What is being asked:
The data below should be repeated exactly and in full.

Entries provided:
BEGIN
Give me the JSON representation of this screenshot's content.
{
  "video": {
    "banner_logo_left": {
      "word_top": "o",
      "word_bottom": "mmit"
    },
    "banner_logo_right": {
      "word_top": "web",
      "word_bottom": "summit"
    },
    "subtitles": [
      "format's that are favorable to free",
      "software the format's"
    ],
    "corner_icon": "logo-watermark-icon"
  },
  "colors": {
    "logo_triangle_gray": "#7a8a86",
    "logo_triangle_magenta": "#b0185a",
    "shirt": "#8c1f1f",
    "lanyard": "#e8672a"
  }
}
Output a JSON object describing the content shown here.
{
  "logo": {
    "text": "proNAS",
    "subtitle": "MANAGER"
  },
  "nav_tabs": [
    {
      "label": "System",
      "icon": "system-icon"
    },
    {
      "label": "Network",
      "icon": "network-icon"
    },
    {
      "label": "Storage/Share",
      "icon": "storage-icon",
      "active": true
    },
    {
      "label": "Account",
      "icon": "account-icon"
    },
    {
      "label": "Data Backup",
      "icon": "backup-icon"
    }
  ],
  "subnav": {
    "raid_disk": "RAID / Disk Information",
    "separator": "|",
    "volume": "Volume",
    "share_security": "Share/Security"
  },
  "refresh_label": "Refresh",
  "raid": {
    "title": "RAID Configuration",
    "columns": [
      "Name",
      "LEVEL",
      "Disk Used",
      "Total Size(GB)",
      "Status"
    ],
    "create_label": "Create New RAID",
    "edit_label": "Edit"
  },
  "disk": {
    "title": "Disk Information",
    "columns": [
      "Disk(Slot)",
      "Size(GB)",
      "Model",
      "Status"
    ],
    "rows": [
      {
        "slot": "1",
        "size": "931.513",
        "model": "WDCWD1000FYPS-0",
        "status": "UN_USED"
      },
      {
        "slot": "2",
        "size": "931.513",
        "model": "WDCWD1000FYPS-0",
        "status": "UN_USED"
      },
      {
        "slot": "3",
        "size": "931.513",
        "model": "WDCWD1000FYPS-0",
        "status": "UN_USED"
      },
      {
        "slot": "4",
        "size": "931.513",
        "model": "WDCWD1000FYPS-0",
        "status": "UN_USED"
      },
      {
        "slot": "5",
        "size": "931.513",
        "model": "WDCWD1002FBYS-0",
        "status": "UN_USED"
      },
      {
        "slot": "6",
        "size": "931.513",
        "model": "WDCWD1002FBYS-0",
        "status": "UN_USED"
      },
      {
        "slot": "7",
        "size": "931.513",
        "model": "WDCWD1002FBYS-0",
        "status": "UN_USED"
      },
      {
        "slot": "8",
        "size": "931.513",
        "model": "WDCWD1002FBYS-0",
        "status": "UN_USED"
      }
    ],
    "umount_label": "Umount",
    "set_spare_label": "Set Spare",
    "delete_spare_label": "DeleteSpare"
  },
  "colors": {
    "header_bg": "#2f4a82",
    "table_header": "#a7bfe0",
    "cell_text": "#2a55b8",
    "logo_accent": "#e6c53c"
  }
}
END
Exercise output:
Give me the JSON representation of this screenshot's content.
{
  "video": {
    "banner_logo_left": {
      "word_top": "o",
      "word_bottom": "mmit"
    },
    "banner_logo_right": {
      "word_top": "web",
      "word_bottom": "summit"
    },
    "subtitles": [
      "format's that are favorable to free",
      "software the format's"
    ],
    "corner_icon": "logo-watermark-icon"
  },
  "colors": {
    "logo_triangle_gray": "#7a8a86",
    "logo_triangle_magenta": "#b0185a",
    "shirt": "#8c1f1f",
    "lanyard": "#e8672a"
  }
}
Output a JSON object describing the content shown here.
{
  "logo": {
    "text": "proNAS",
    "subtitle": "MANAGER"
  },
  "nav_tabs": [
    {
      "label": "System",
      "icon": "system-icon"
    },
    {
      "label": "Network",
      "icon": "network-icon"
    },
    {
      "label": "Storage/Share",
      "icon": "storage-icon",
      "active": true
    },
    {
      "label": "Account",
      "icon": "account-icon"
    },
    {
      "label": "Data Backup",
      "icon": "backup-icon"
    }
  ],
  "subnav": {
    "raid_disk": "RAID / Disk Information",
    "separator": "|",
    "volume": "Volume",
    "share_security": "Share/Security"
  },
  "refresh_label": "Refresh",
  "raid": {
    "title": "RAID Configuration",
    "columns": [
      "Name",
      "LEVEL",
      "Disk Used",
      "Total Size(GB)",
      "Status"
    ],
    "create_label": "Create New RAID",
    "edit_label": "Edit"
  },
  "disk": {
    "title": "Disk Information",
    "columns": [
      "Disk(Slot)",
      "Size(GB)",
      "Model",
      "Status"
    ],
    "rows": [
      {
        "slot": "1",
        "size": "931.513",
        "model": "WDCWD1000FYPS-0",
        "status": "UN_USED"
      },
      {
        "slot": "2",
        "size": "931.513",
        "model": "WDCWD1000FYPS-0",
        "status": "UN_USED"
      },
      {
        "slot": "3",
        "size": "931.513",
        "model": "WDCWD1000FYPS-0",
        "status": "UN_USED"
      },
      {
        "slot": "4",
        "size": "931.513",
        "model": "WDCWD1000FYPS-0",
        "status": "UN_USED"
      },
      {
        "slot": "5",
        "size": "931.513",
        "model": "WDCWD1002FBYS-0",
        "status": "UN_USED"
      },
      {
        "slot": "6",
        "size": "931.513",
        "model": "WDCWD1002FBYS-0",
        "status": "UN_USED"
      },
      {
        "slot": "7",
        "size": "931.513",
        "model": "WDCWD1002FBYS-0",
        "status": "UN_USED"
      },
      {
        "slot": "8",
        "size": "931.513",
        "model": "WDCWD1002FBYS-0",
        "status": "UN_USED"
      }
    ],
    "umount_label": "Umount",
    "set_spare_label": "Set Spare",
    "delete_spare_label": "DeleteSpare"
  },
  "colors": {
    "header_bg": "#2f4a82",
    "table_header": "#a7bfe0",
    "cell_text": "#2a55b8",
    "logo_accent": "#e6c53c"
  }
}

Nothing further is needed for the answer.